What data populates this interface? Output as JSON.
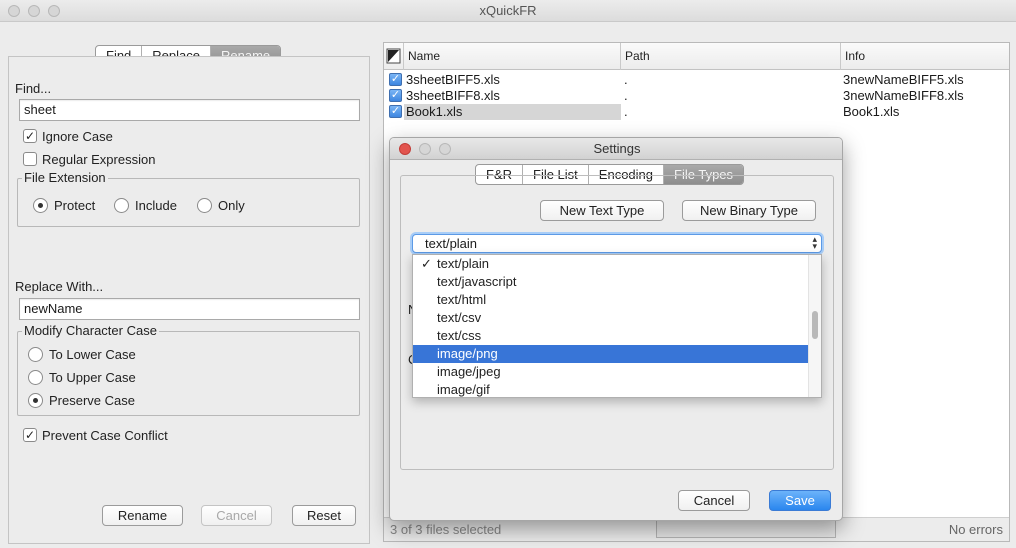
{
  "window": {
    "title": "xQuickFR"
  },
  "left_panel": {
    "tabs": [
      {
        "label": "Find",
        "selected": false
      },
      {
        "label": "Replace",
        "selected": false
      },
      {
        "label": "Rename",
        "selected": true
      }
    ],
    "find": {
      "label": "Find...",
      "value": "sheet",
      "ignore_case": {
        "label": "Ignore Case",
        "checked": true
      },
      "regex": {
        "label": "Regular Expression",
        "checked": false
      },
      "file_extension": {
        "legend": "File Extension",
        "options": [
          {
            "label": "Protect",
            "selected": true
          },
          {
            "label": "Include",
            "selected": false
          },
          {
            "label": "Only",
            "selected": false
          }
        ]
      }
    },
    "replace": {
      "label": "Replace With...",
      "value": "newName",
      "modify_case": {
        "legend": "Modify Character Case",
        "options": [
          {
            "label": "To Lower Case",
            "selected": false
          },
          {
            "label": "To Upper Case",
            "selected": false
          },
          {
            "label": "Preserve Case",
            "selected": true
          }
        ]
      },
      "prevent_conflict": {
        "label": "Prevent Case Conflict",
        "checked": true
      }
    },
    "buttons": {
      "rename": "Rename",
      "cancel": "Cancel",
      "reset": "Reset"
    }
  },
  "file_table": {
    "columns": [
      "Name",
      "Path",
      "Info"
    ],
    "rows": [
      {
        "name": "3sheetBIFF5.xls",
        "path": ".",
        "info": "3newNameBIFF5.xls",
        "checked": true
      },
      {
        "name": "3sheetBIFF8.xls",
        "path": ".",
        "info": "3newNameBIFF8.xls",
        "checked": true
      },
      {
        "name": "Book1.xls",
        "path": ".",
        "info": "Book1.xls",
        "checked": true
      }
    ],
    "status": "3 of 3 files selected",
    "errors": "No errors"
  },
  "settings_dialog": {
    "title": "Settings",
    "tabs": [
      {
        "label": "F&R",
        "selected": false
      },
      {
        "label": "File List",
        "selected": false
      },
      {
        "label": "Encoding",
        "selected": false
      },
      {
        "label": "File Types",
        "selected": true
      }
    ],
    "new_text_type": "New Text Type",
    "new_binary_type": "New Binary Type",
    "combo_value": "text/plain",
    "combo_options": [
      {
        "label": "text/plain",
        "checked": true
      },
      {
        "label": "text/javascript"
      },
      {
        "label": "text/html"
      },
      {
        "label": "text/csv"
      },
      {
        "label": "text/css"
      },
      {
        "label": "image/png",
        "highlighted": true
      },
      {
        "label": "image/jpeg"
      },
      {
        "label": "image/gif"
      }
    ],
    "partial_label_1": "N",
    "partial_label_2": "C",
    "cancel": "Cancel",
    "save": "Save",
    "check_glyph": "✓"
  }
}
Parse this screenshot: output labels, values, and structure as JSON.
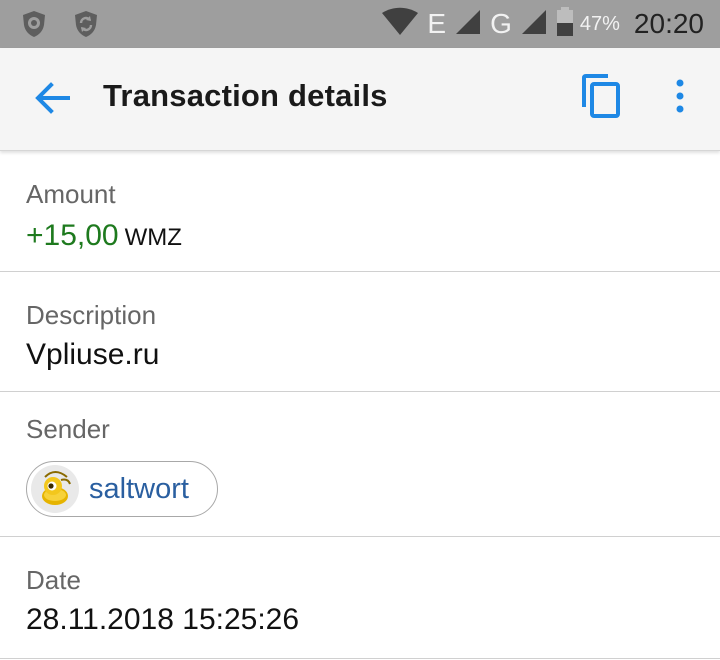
{
  "status_bar": {
    "network_letter_1": "E",
    "network_letter_2": "G",
    "battery_percent": "47%",
    "time": "20:20",
    "icons": [
      "shield-lion-icon",
      "sync-icon",
      "wifi-icon",
      "signal-icon",
      "signal-icon",
      "battery-icon"
    ]
  },
  "app_bar": {
    "title": "Transaction details",
    "icons": [
      "back-arrow-icon",
      "copy-icon",
      "more-vert-icon"
    ],
    "accent": "#1e88e5"
  },
  "fields": {
    "amount": {
      "label": "Amount",
      "value": "+15,00",
      "currency": "WMZ",
      "value_color": "#1e7a1e"
    },
    "description": {
      "label": "Description",
      "value": "Vpliuse.ru"
    },
    "sender": {
      "label": "Sender",
      "name": "saltwort",
      "avatar_icon": "webmoney-bee-icon"
    },
    "date": {
      "label": "Date",
      "value": "28.11.2018 15:25:26"
    }
  }
}
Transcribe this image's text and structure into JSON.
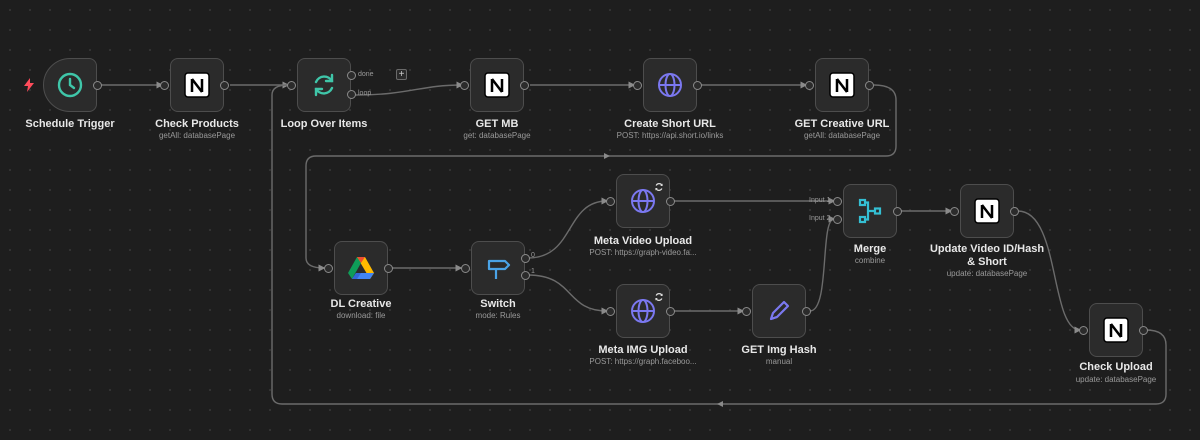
{
  "nodes": {
    "schedule_trigger": {
      "label": "Schedule Trigger",
      "sub": ""
    },
    "check_products": {
      "label": "Check Products",
      "sub": "getAll: databasePage"
    },
    "loop_over_items": {
      "label": "Loop Over Items",
      "sub": "",
      "out_done": "done",
      "out_loop": "loop"
    },
    "get_mb": {
      "label": "GET MB",
      "sub": "get: databasePage"
    },
    "create_short_url": {
      "label": "Create Short URL",
      "sub": "POST: https://api.short.io/links"
    },
    "get_creative_url": {
      "label": "GET Creative URL",
      "sub": "getAll: databasePage"
    },
    "dl_creative": {
      "label": "DL Creative",
      "sub": "download: file"
    },
    "switch": {
      "label": "Switch",
      "sub": "mode: Rules",
      "out_0": "0",
      "out_1": "1"
    },
    "meta_video_upload": {
      "label": "Meta Video Upload",
      "sub": "POST: https://graph-video.fa..."
    },
    "meta_img_upload": {
      "label": "Meta IMG Upload",
      "sub": "POST: https://graph.faceboo..."
    },
    "get_img_hash": {
      "label": "GET Img Hash",
      "sub": "manual"
    },
    "merge": {
      "label": "Merge",
      "sub": "combine",
      "in_1": "Input 1",
      "in_2": "Input 2"
    },
    "update_video": {
      "label": "Update Video ID/Hash & Short",
      "sub": "update: databasePage"
    },
    "check_upload": {
      "label": "Check Upload",
      "sub": "update: databasePage"
    }
  },
  "plus_symbol": "+",
  "colors": {
    "canvas_bg": "#1e1e1e",
    "node_bg": "#2b2b2b",
    "wire": "#6b6b6b",
    "trigger_teal": "#3fc6a9",
    "globe_purple": "#7b78f0",
    "switch_blue": "#4aa3e6",
    "merge_cyan": "#34bfd3",
    "bolt_red": "#ff4c5b"
  },
  "icons": {
    "schedule_trigger": "clock-icon",
    "check_products": "notion-icon",
    "loop_over_items": "refresh-icon",
    "get_mb": "notion-icon",
    "create_short_url": "globe-icon",
    "get_creative_url": "notion-icon",
    "dl_creative": "google-drive-icon",
    "switch": "signpost-icon",
    "meta_video_upload": "globe-icon",
    "meta_img_upload": "globe-icon",
    "get_img_hash": "pencil-icon",
    "merge": "merge-icon",
    "update_video": "notion-icon",
    "check_upload": "notion-icon"
  }
}
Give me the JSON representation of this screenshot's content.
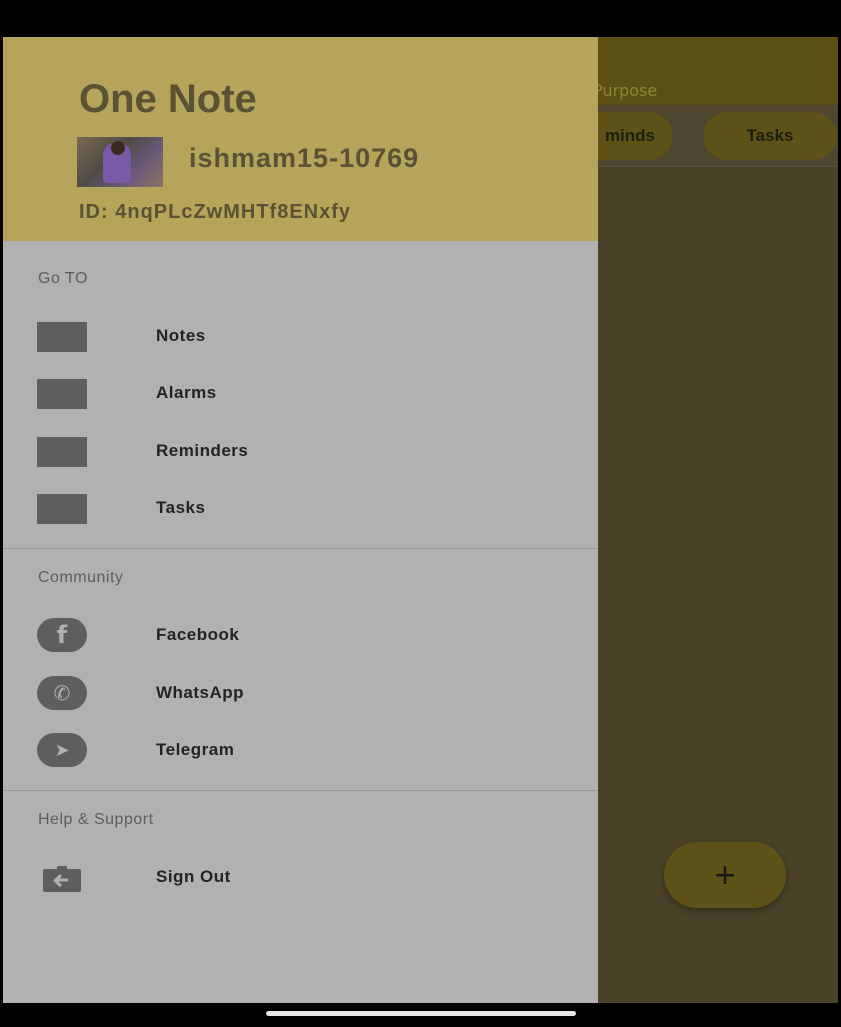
{
  "background_app": {
    "header_text": "Purpose",
    "tabs": [
      {
        "label": "minds"
      },
      {
        "label": "Tasks"
      }
    ],
    "fab_label": "+"
  },
  "drawer": {
    "header": {
      "app_title": "One Note",
      "username": "ishmam15-10769",
      "user_id": "ID:  4nqPLcZwMHTf8ENxfy"
    },
    "goto": {
      "title": "Go TO",
      "items": [
        {
          "label": "Notes"
        },
        {
          "label": "Alarms"
        },
        {
          "label": "Reminders"
        },
        {
          "label": "Tasks"
        }
      ]
    },
    "community": {
      "title": "Community",
      "items": [
        {
          "label": "Facebook",
          "icon": "facebook-icon",
          "glyph": "f"
        },
        {
          "label": "WhatsApp",
          "icon": "whatsapp-icon",
          "glyph": "✆"
        },
        {
          "label": "Telegram",
          "icon": "telegram-icon",
          "glyph": "➤"
        }
      ]
    },
    "help": {
      "title": "Help & Support",
      "items": [
        {
          "label": "Sign Out",
          "icon": "sign-out-icon"
        }
      ]
    }
  },
  "colors": {
    "header_bg": "#b4a55a",
    "drawer_bg": "#b1b1b1",
    "app_bg_dimmed": "#4a4228",
    "icon_gray": "#5e5e5e"
  }
}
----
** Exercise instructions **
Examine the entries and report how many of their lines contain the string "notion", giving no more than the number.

** Your solution **
5